|US5591326 *||Dec 1, 1994||Jan 7, 1997||Mobil Oil Corporation||Catalytic process for crude oil desalting|
|U.S. Classification||208/251.00H, 208/251.00R, 208/254.00H, 208/216.00R|
|International Classification||C10G45/06, B01J23/74|
|Cooperative Classification||B01J23/74, C10G45/06|
|European Classification||C10G45/06, B01J23/74|
|Oct 15, 1991||AS||Assignment|
Owner name: CHEVRON RESEARCH AND TECHNOLOGY COMPANY A CORPOR
Free format text: ASSIGNMENT OF ASSIGNORS INTEREST.;ASSIGNORS:HUNG, CHI-WEN;REYNOLDS, BRUCE E.;REEL/FRAME:005882/0832
Effective date: 19911008
|Apr 23, 1996||FPAY||Fee payment|

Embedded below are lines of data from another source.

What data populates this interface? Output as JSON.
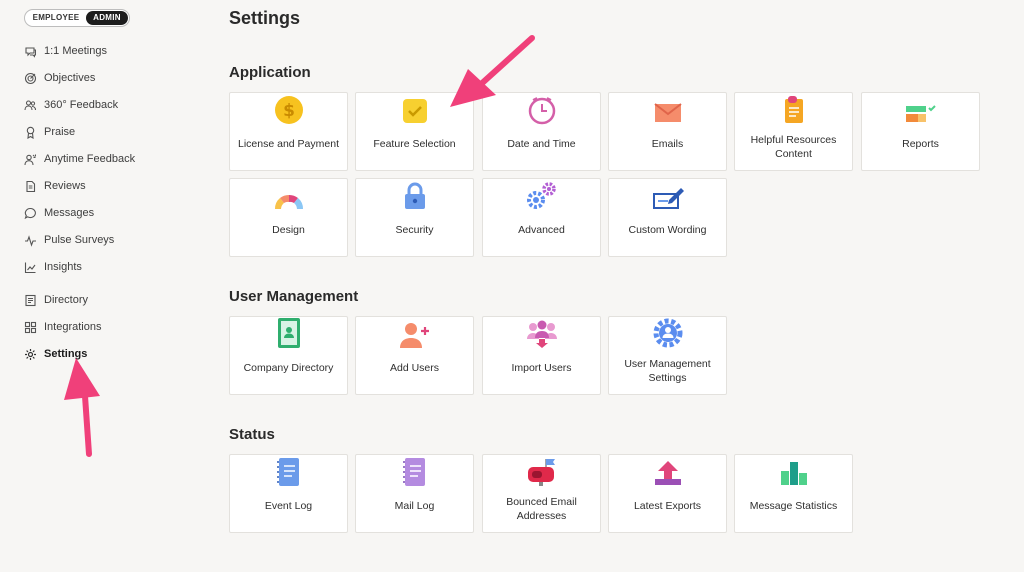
{
  "toggle": {
    "employee": "EMPLOYEE",
    "admin": "ADMIN"
  },
  "sidebar": {
    "items": [
      {
        "label": "1:1 Meetings",
        "icon": "chat-icon"
      },
      {
        "label": "Objectives",
        "icon": "target-icon"
      },
      {
        "label": "360° Feedback",
        "icon": "people-icon"
      },
      {
        "label": "Praise",
        "icon": "ribbon-icon"
      },
      {
        "label": "Anytime Feedback",
        "icon": "person-feedback-icon"
      },
      {
        "label": "Reviews",
        "icon": "document-icon"
      },
      {
        "label": "Messages",
        "icon": "message-icon"
      },
      {
        "label": "Pulse Surveys",
        "icon": "pulse-icon"
      },
      {
        "label": "Insights",
        "icon": "chart-icon"
      },
      {
        "label": "Directory",
        "icon": "directory-icon"
      },
      {
        "label": "Integrations",
        "icon": "grid-icon"
      },
      {
        "label": "Settings",
        "icon": "gear-icon"
      }
    ]
  },
  "page_title": "Settings",
  "sections": {
    "application": {
      "title": "Application",
      "cards": [
        "License and Payment",
        "Feature Selection",
        "Date and Time",
        "Emails",
        "Helpful Resources Content",
        "Reports",
        "Design",
        "Security",
        "Advanced",
        "Custom Wording"
      ]
    },
    "user_management": {
      "title": "User Management",
      "cards": [
        "Company Directory",
        "Add Users",
        "Import Users",
        "User Management Settings"
      ]
    },
    "status": {
      "title": "Status",
      "cards": [
        "Event Log",
        "Mail Log",
        "Bounced Email Addresses",
        "Latest Exports",
        "Message Statistics"
      ]
    }
  },
  "colors": {
    "accent_arrow": "#f0407a",
    "active_toggle": "#1d1d1d"
  }
}
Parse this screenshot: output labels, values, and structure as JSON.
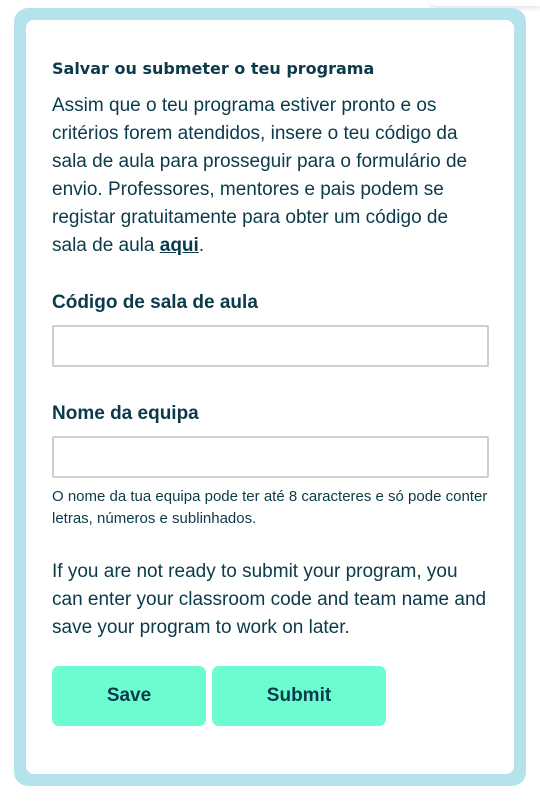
{
  "form": {
    "title": "Salvar ou submeter o teu programa",
    "intro_text": "Assim que o teu programa estiver pronto e os critérios forem atendidos, insere o teu código da sala de aula para prosseguir para o formulário de envio. Professores, mentores e pais podem se registar gratuitamente para obter um código de sala de aula ",
    "intro_link": "aqui",
    "intro_end": ".",
    "classroom_code": {
      "label": "Código de sala de aula",
      "value": "",
      "placeholder": ""
    },
    "team_name": {
      "label": "Nome da equipa",
      "value": "",
      "placeholder": "",
      "hint": "O nome da tua equipa pode ter até 8 caracteres e só pode conter letras, números e sublinhados."
    },
    "save_note": "If you are not ready to submit your program, you can enter your classroom code and team name and save your program to work on later.",
    "save_label": "Save",
    "submit_label": "Submit"
  },
  "colors": {
    "frame": "#b4e3ec",
    "button": "#6cfcd2",
    "text": "#0b3a4a",
    "input_border": "#cfcfcf"
  }
}
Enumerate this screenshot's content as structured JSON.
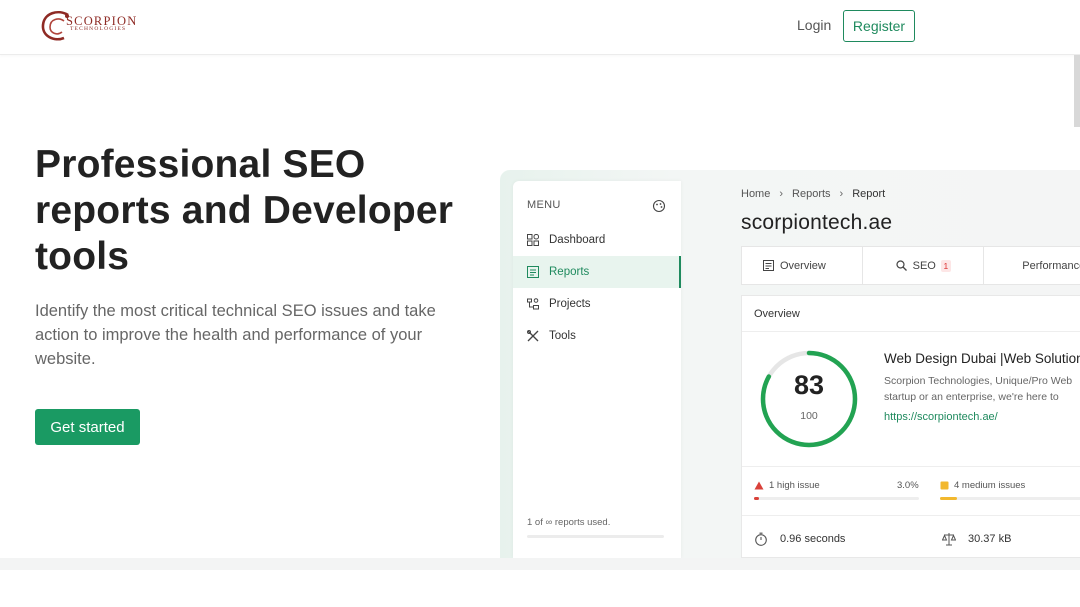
{
  "header": {
    "logo_text": "SCORPION",
    "logo_subtext": "TECHNOLOGIES",
    "login_label": "Login",
    "register_label": "Register"
  },
  "hero": {
    "title": "Professional SEO reports and Developer tools",
    "description": "Identify the most critical technical SEO issues and take action to improve the health and performance of your website.",
    "cta_label": "Get started"
  },
  "app": {
    "menu_label": "MENU",
    "sidebar": [
      {
        "label": "Dashboard",
        "icon": "grid-icon",
        "active": false
      },
      {
        "label": "Reports",
        "icon": "report-icon",
        "active": true
      },
      {
        "label": "Projects",
        "icon": "projects-icon",
        "active": false
      },
      {
        "label": "Tools",
        "icon": "tools-icon",
        "active": false
      }
    ],
    "usage_text": "1 of ∞ reports used.",
    "breadcrumb": [
      "Home",
      "Reports",
      "Report"
    ],
    "site_title": "scorpiontech.ae",
    "tabs": [
      {
        "label": "Overview",
        "icon": "overview-icon"
      },
      {
        "label": "SEO",
        "icon": "search-icon",
        "badge": "1"
      },
      {
        "label": "Performance",
        "icon": "gauge-icon"
      }
    ],
    "overview": {
      "heading": "Overview",
      "score": "83",
      "score_max": "100",
      "score_fraction": 0.83,
      "site_name": "Web Design Dubai |Web Solutions",
      "site_desc_line1": "Scorpion Technologies, Unique/Pro Web",
      "site_desc_line2": "startup or an enterprise, we're here to",
      "site_url": "https://scorpiontech.ae/",
      "high_issue": "1 high issue",
      "high_pct": "3.0%",
      "high_fraction": 0.03,
      "medium_issue": "4 medium issues",
      "medium_fraction": 0.12,
      "load_time": "0.96 seconds",
      "page_size": "30.37 kB"
    },
    "colors": {
      "accent": "#1f8a5e",
      "button": "#1a9a63",
      "high": "#d9413a",
      "medium": "#f2b82e"
    }
  }
}
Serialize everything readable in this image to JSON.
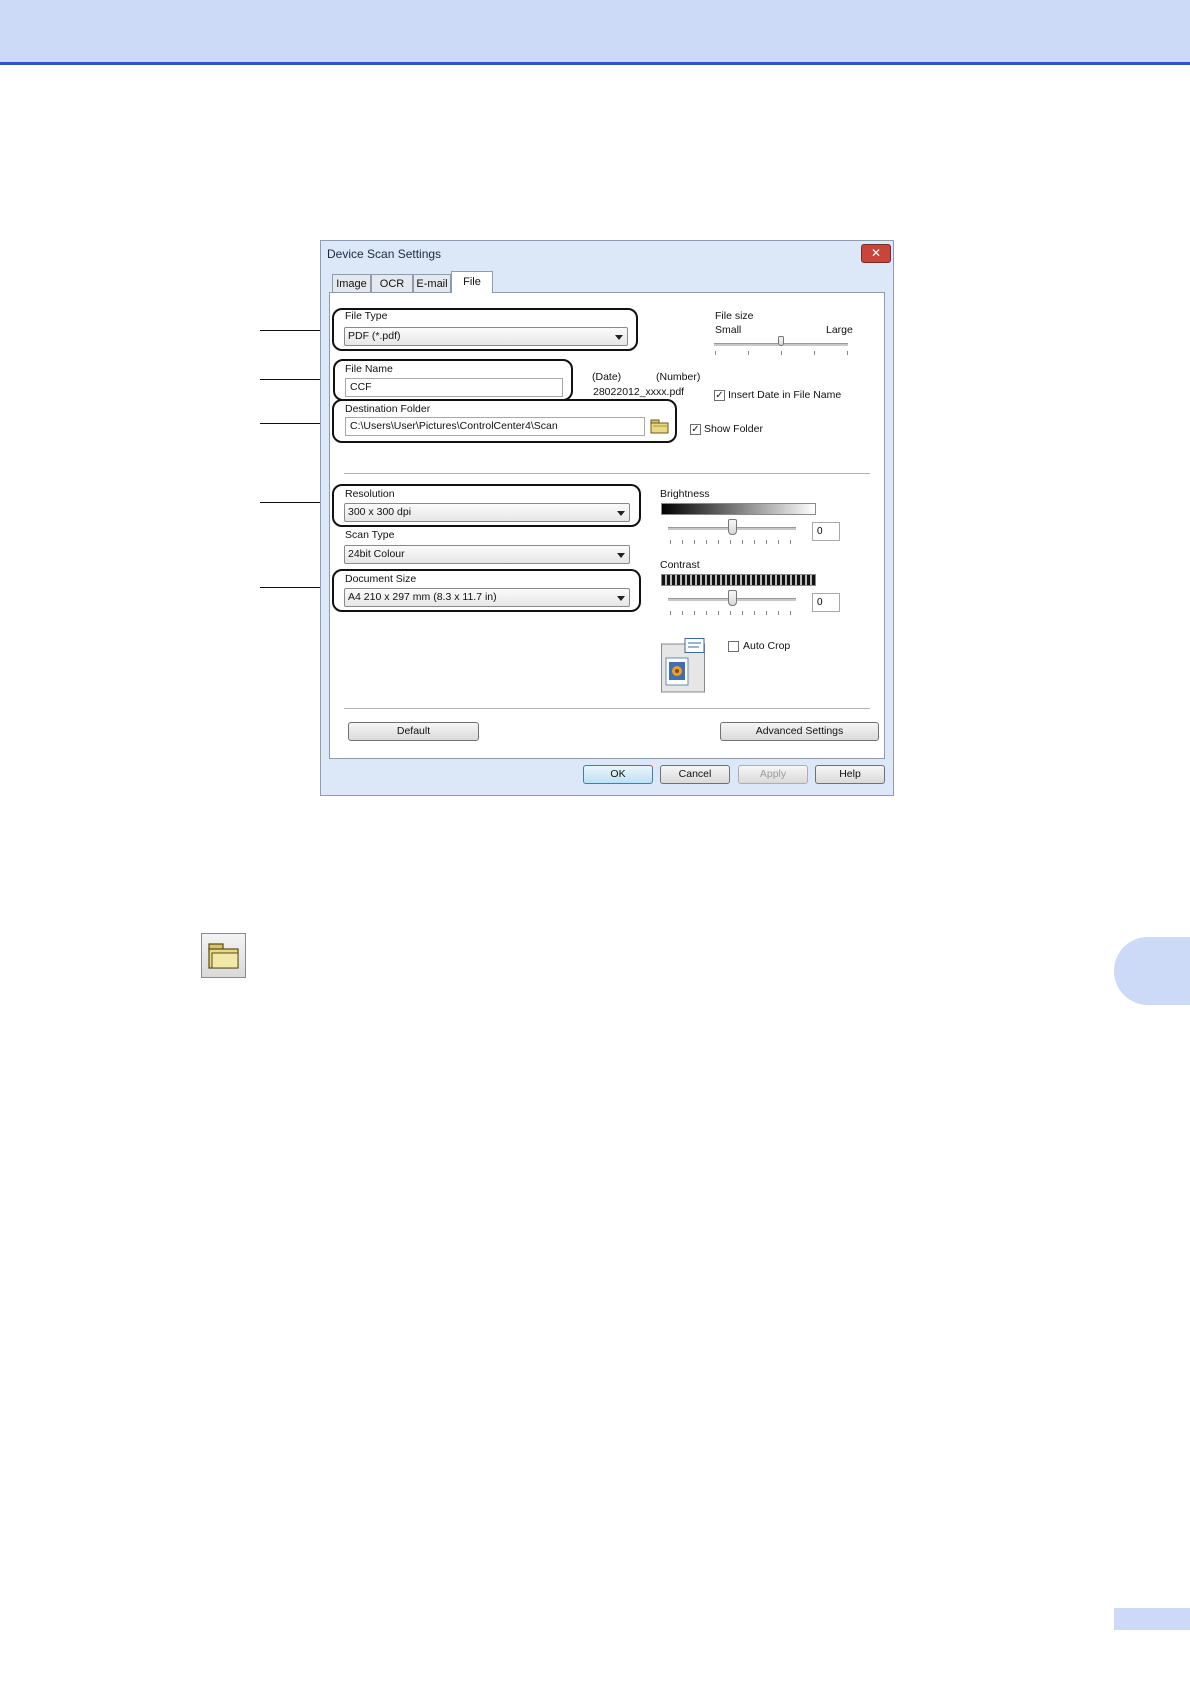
{
  "dialog": {
    "title": "Device Scan Settings",
    "close_symbol": "✕",
    "tabs": [
      {
        "label": "Image",
        "active": false
      },
      {
        "label": "OCR",
        "active": false
      },
      {
        "label": "E-mail",
        "active": false
      },
      {
        "label": "File",
        "active": true
      }
    ],
    "file_type": {
      "label": "File Type",
      "value": "PDF (*.pdf)"
    },
    "file_size": {
      "label": "File size",
      "min_label": "Small",
      "max_label": "Large",
      "level": 0.5
    },
    "file_name": {
      "label": "File Name",
      "value": "CCF"
    },
    "name_preview": {
      "date_label": "(Date)",
      "number_label": "(Number)",
      "example": "28022012_xxxx.pdf"
    },
    "insert_date": {
      "label": "Insert Date in File Name",
      "checked": true
    },
    "destination": {
      "label": "Destination Folder",
      "value": "C:\\Users\\User\\Pictures\\ControlCenter4\\Scan"
    },
    "show_folder": {
      "label": "Show Folder",
      "checked": true
    },
    "resolution": {
      "label": "Resolution",
      "value": "300 x 300 dpi"
    },
    "scan_type": {
      "label": "Scan Type",
      "value": "24bit Colour"
    },
    "document_size": {
      "label": "Document Size",
      "value": "A4 210 x 297 mm (8.3 x 11.7 in)"
    },
    "brightness": {
      "label": "Brightness",
      "value": "0",
      "level": 0.5
    },
    "contrast": {
      "label": "Contrast",
      "value": "0",
      "level": 0.5
    },
    "auto_crop": {
      "label": "Auto Crop",
      "checked": false
    },
    "buttons": {
      "default": "Default",
      "advanced": "Advanced Settings",
      "ok": "OK",
      "cancel": "Cancel",
      "apply": "Apply",
      "help": "Help"
    }
  },
  "icons": [
    "folder-browse-icon",
    "auto-crop-preview-icon",
    "check-icon"
  ],
  "colors": {
    "header_band": "#ccd9f7",
    "header_rule": "#2a56c6",
    "dialog_bg": "#dce8f7",
    "close_button": "#c7453b"
  }
}
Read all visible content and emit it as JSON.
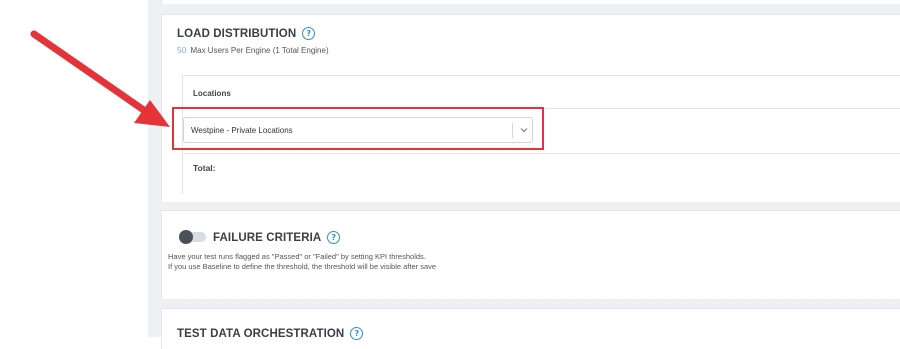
{
  "load_distribution": {
    "title": "LOAD DISTRIBUTION",
    "help_glyph": "?",
    "max_users_value": "50",
    "max_users_text": "Max Users Per Engine (1 Total Engine)",
    "locations_header": "Locations",
    "location_select": {
      "selected": "Westpine - Private Locations",
      "icon": "chevron-down-icon"
    },
    "total_label": "Total:"
  },
  "failure_criteria": {
    "title": "FAILURE CRITERIA",
    "help_glyph": "?",
    "toggle_on": false,
    "description_line1": "Have your test runs flagged as \"Passed\" or \"Failed\" by setting KPI thresholds.",
    "description_line2": "If you use Baseline to define the threshold, the threshold will be visible after save"
  },
  "test_data_orchestration": {
    "title": "TEST DATA ORCHESTRATION",
    "help_glyph": "?"
  },
  "annotation": {
    "arrow_color": "#e5333a",
    "highlight_color": "#e5333a"
  }
}
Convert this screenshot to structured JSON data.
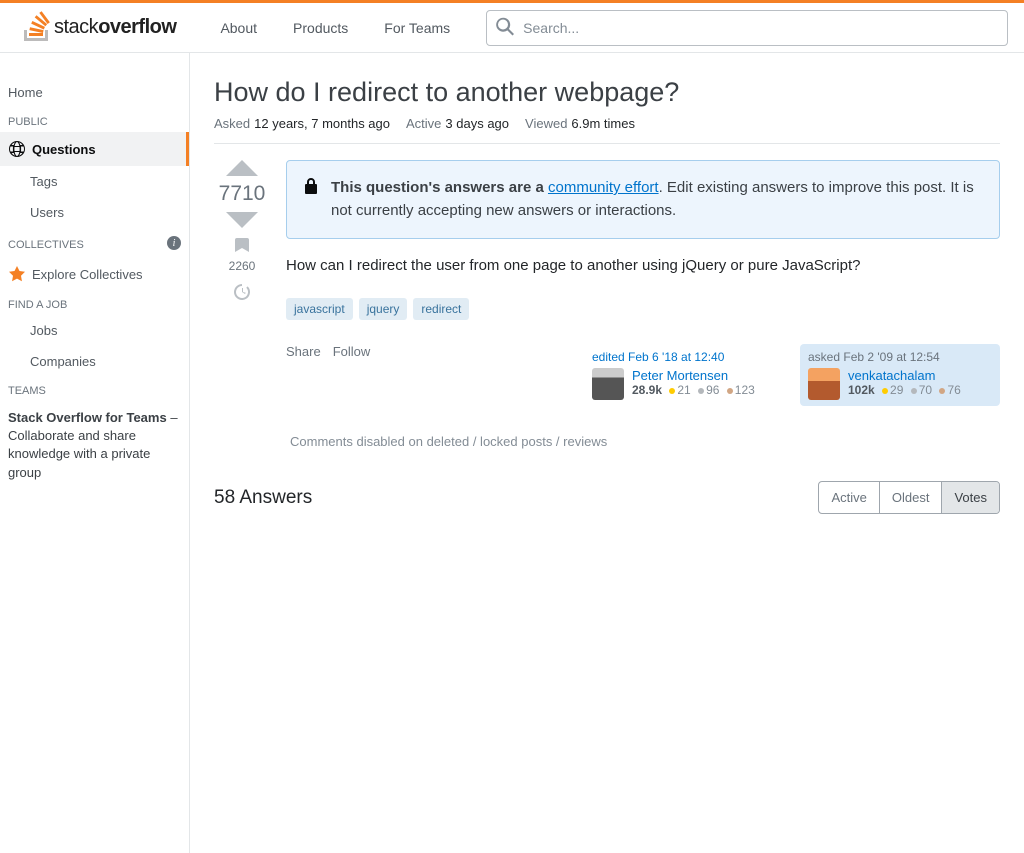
{
  "brand": {
    "part1": "stack",
    "part2": "overflow"
  },
  "topnav": {
    "about": "About",
    "products": "Products",
    "teams": "For Teams"
  },
  "search": {
    "placeholder": "Search..."
  },
  "sidebar": {
    "home": "Home",
    "public_label": "PUBLIC",
    "questions": "Questions",
    "tags": "Tags",
    "users": "Users",
    "collectives_label": "COLLECTIVES",
    "explore": "Explore Collectives",
    "findjob_label": "FIND A JOB",
    "jobs": "Jobs",
    "companies": "Companies",
    "teams_label": "TEAMS",
    "teams_box_bold": "Stack Overflow for Teams",
    "teams_box_rest": " – Collaborate and share knowledge with a private group"
  },
  "question": {
    "title": "How do I redirect to another webpage?",
    "asked_label": "Asked",
    "asked_val": "12 years, 7 months ago",
    "active_label": "Active",
    "active_val": "3 days ago",
    "viewed_label": "Viewed",
    "viewed_val": "6.9m times",
    "score": "7710",
    "bookmarks": "2260",
    "notice_bold": "This question's answers are a ",
    "notice_link": "community effort",
    "notice_rest": ". Edit existing answers to improve this post. It is not currently accepting new answers or interactions.",
    "body": "How can I redirect the user from one page to another using jQuery or pure JavaScript?",
    "tags": [
      "javascript",
      "jquery",
      "redirect"
    ],
    "share": "Share",
    "follow": "Follow",
    "comments_disabled": "Comments disabled on deleted / locked posts / reviews"
  },
  "editor": {
    "action": "edited ",
    "time": "Feb 6 '18 at 12:40",
    "name": "Peter Mortensen",
    "rep": "28.9k",
    "gold": "21",
    "silver": "96",
    "bronze": "123"
  },
  "asker": {
    "action": "asked ",
    "time": "Feb 2 '09 at 12:54",
    "name": "venkatachalam",
    "rep": "102k",
    "gold": "29",
    "silver": "70",
    "bronze": "76"
  },
  "answers": {
    "count_label": "58 Answers",
    "sort_active": "Active",
    "sort_oldest": "Oldest",
    "sort_votes": "Votes"
  }
}
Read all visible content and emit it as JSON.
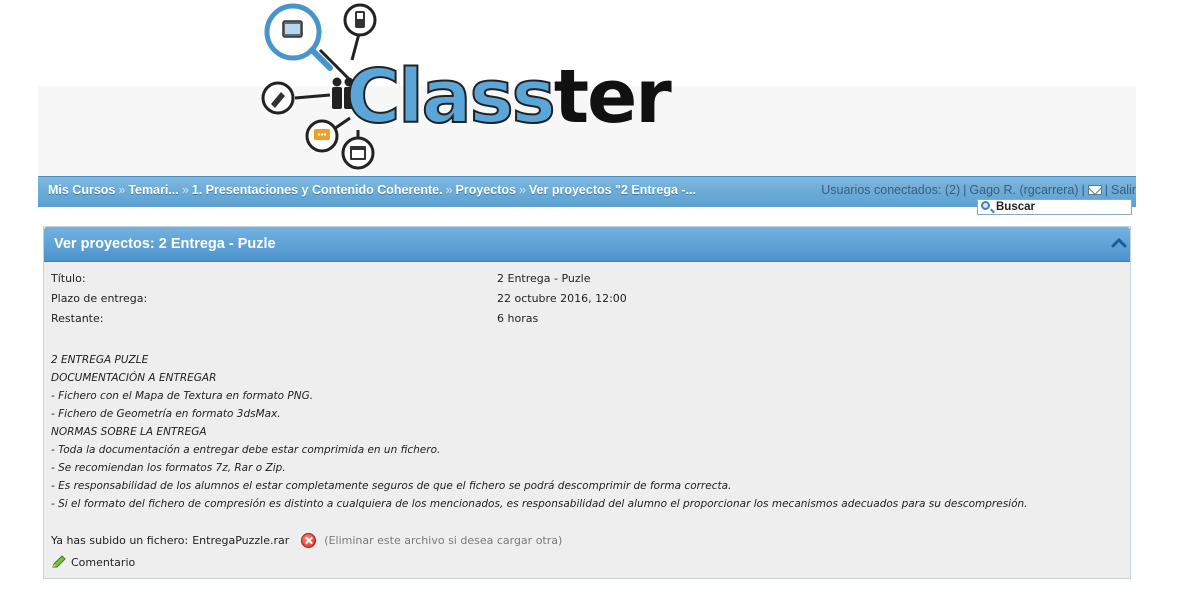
{
  "logo": {
    "word_part1": "Class",
    "word_part2": "ter"
  },
  "breadcrumb": [
    {
      "label": "Mis Cursos"
    },
    {
      "label": "Temari..."
    },
    {
      "label": "1. Presentaciones y Contenido Coherente."
    },
    {
      "label": "Proyectos"
    },
    {
      "label": "Ver proyectos \"2 Entrega -..."
    }
  ],
  "breadcrumb_separator": "»",
  "userbar": {
    "connected": "Usuarios conectados: (2)",
    "user": "Gago R. (rgcarrera)",
    "logout": "Salir"
  },
  "search": {
    "label": "Buscar"
  },
  "panel": {
    "title": "Ver proyectos: 2 Entrega - Puzle",
    "fields": [
      {
        "label": "Título:",
        "value": "2 Entrega - Puzle"
      },
      {
        "label": "Plazo de entrega:",
        "value": "22 octubre 2016, 12:00"
      },
      {
        "label": "Restante:",
        "value": "6 horas"
      }
    ],
    "description": [
      "2 ENTREGA PUZLE",
      "DOCUMENTACIÓN A ENTREGAR",
      "- Fichero con el Mapa de Textura en formato PNG.",
      "- Fichero de Geometría en formato 3dsMax.",
      "NORMAS SOBRE LA ENTREGA",
      "- Toda la documentación a entregar debe estar comprimida en un fichero.",
      "- Se recomiendan los formatos 7z, Rar o Zip.",
      "- Es responsabilidad de los alumnos el estar completamente seguros de que el fichero se podrá descomprimir de forma correcta.",
      "- Si el formato del fichero de compresión es distinto a cualquiera de los mencionados, es responsabilidad del alumno el proporcionar los mecanismos adecuados para su descompresión."
    ],
    "upload": {
      "prefix": "Ya has subido un fichero:",
      "filename": "EntregaPuzzle.rar",
      "delete_hint": "(Eliminar este archivo si desea cargar otra)"
    },
    "comment_label": "Comentario"
  },
  "colors": {
    "nav_blue": "#5b9fd0",
    "panel_bg": "#eeeeee",
    "delete_red": "#d9261c"
  }
}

Year of fee payment: 4
|Jun 13, 2000||REMI||Maintenance fee reminder mailed|
|Nov 19, 2000||LAPS||Lapse for failure to pay maintenance fees|
|Jan 23, 2001||FP||Expired due to failure to pay maintenance fee|
Effective date: 20001117